As mentioned in my previous post, I used to be a member of that branch, and have kept in touch with various members over the years. The coach we travelled in was and no doubt was the height of luxury in its day, and still bore the legend, and paintwork, of its former owners, Camden Coaches of Sevenoaks. I managed to find a few photos of it on a bus enthusiast’s website, (yes all life is there somewhere on the net, if you know where to look for it), and it is an AEC Reliance – if that means anything.
taking place. I declined an offer to join in, and instead settled down to enjoy the journey through Tenterden, Appledore and then down onto Romney Marsh itself.
We arrived at the Red Lion, Snargate 15 minutes before opening time, which gave people a chance to stretch their legs (the main contingent from Maidstone had been on the coach for nearly two hours), walk down the lane for a look at the 13th Century church of St Dunstan, take a few photos or make use of the outside Gentleman’s "facilities".
So after an hour and 15 minutes at the Red Lion enjoying a selection of gravity-served beers, and some good conversation, it was back on the bus and off to the Bell at Ivychurch. This was the second pub of the day and our scheduled lunch-stop. The journey through the winding lanes of the Marsh took just over 10 minutes, and we could see the pub, right in front of the 14th Century parish church, as we approached the village.
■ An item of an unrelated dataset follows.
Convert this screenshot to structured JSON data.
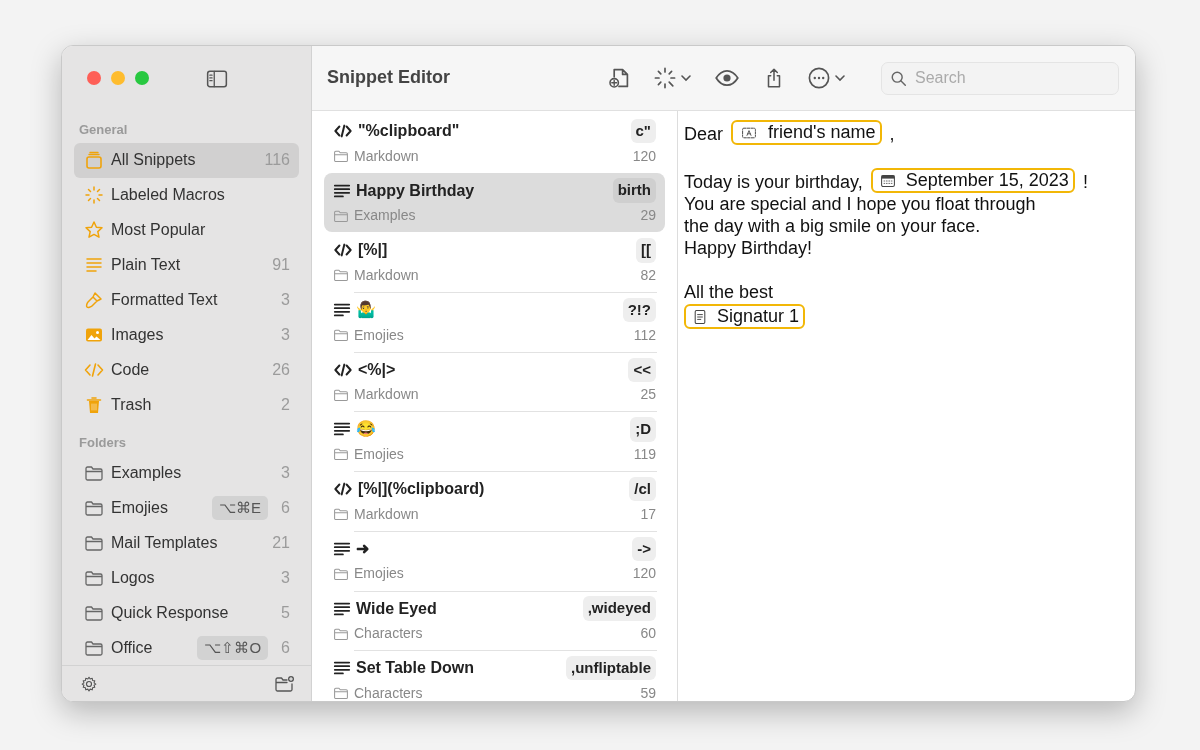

The proximity of pub and church harks back to medieval times, and for many the two form the perfect combination, but for us thirsty explorers it was beer, and food, that we were after. The Bell is surprisingly large inside, with a long single bar area. The bar counter is opposite the entrance, whilst the area to the left is given over largely to diners. There is a games area, housed in the modern extension, at the far right of the building. Pool and darts may be played there.
The pub still remains very much a village local, and there certainly seemed to be a few characters congregating around the bar, as we entered. With just a few days until that most unwelcome of American imports, the Bell was decorated with a distinct Halloween theme, as evidenced by the ornately carved pumpkins near the entrance, and the fireplace which was decked out in a similar fashion.
The pub was expecting us, as the tour organiser had not only checked first, but had also taken orders for everyone’s main course and emailed their preferences through to the licensees. I was impressed by the way the pub staff managed our party of 28, getting us all sat down at a number of reserved tables, and then bringing the food out on a table by table basis. Unfortunately the table I sat at was the last to be served, but when the food eventually arrived it proved well worth the wait.
There were four beers on tap; Adnam’s Broadside, St Austell Trelawney, a beer from Navigation Brewery, whose name escapes me, plus the dreaded Doom Bar. I started off with the Trelawney, but despite it being served in excellent condition, it wasn’t the beer for me. There was something about it which I couldn’t put my finger on, although I suspect it was down to the Galaxy hops, imported from Australia.
It was then back on the coach for the half hour journey to Hythe. For me, the route was pure nostalgia because, as children, my sister and I were regular visitors to Romney Marsh, in the company of our parents, on family trips to the seaside. So as the coach made its way into New Romney, and then along the coast to St Mary’s Bay and Dymchurch, the memories came flooding back. The road eventually leads into Hythe, after first skirting the extensive MOD firing ranges to the south-west of the town.
Traces of the original haven can still be seen at the northern end of the Royal Military Canal, at Seabrook, where it reaches the coast.
We were making for a tiny corner pub called the Three Mariners, close to the canal which was originally constructed during the Napoleonic Wars, as part of fortifications designed to repel a potential invasion. The pub is a pleasant back street local, with a roaring fire during winter (it was lit on Saturday), good beer, two distinct rooms, friendly staff and a good feel to it. It is also dog friendly.
The sun was beginning to set as we left the pub for our final stop of the day. This was to be the Carpenter’s Arms, in the tiny village of Coldred, tucked away on the North Downs to the north-west of Dover. The first part of the journey was another nostalgia trip for me, as the coach headed out of Hythe, through Seabrook and towards Sandgate.
The sea looked as calm as a millpond, as we drove along the front, before heading up the hill into Folkestone. This route through Hythe was always my father’s preferred option on trips to Folkestone; rather than the more direct A20. I used to wonder why as a child, but with the wisdom of maturity I can understand why he and my mother always opted for the scenic route, with its views of the sea.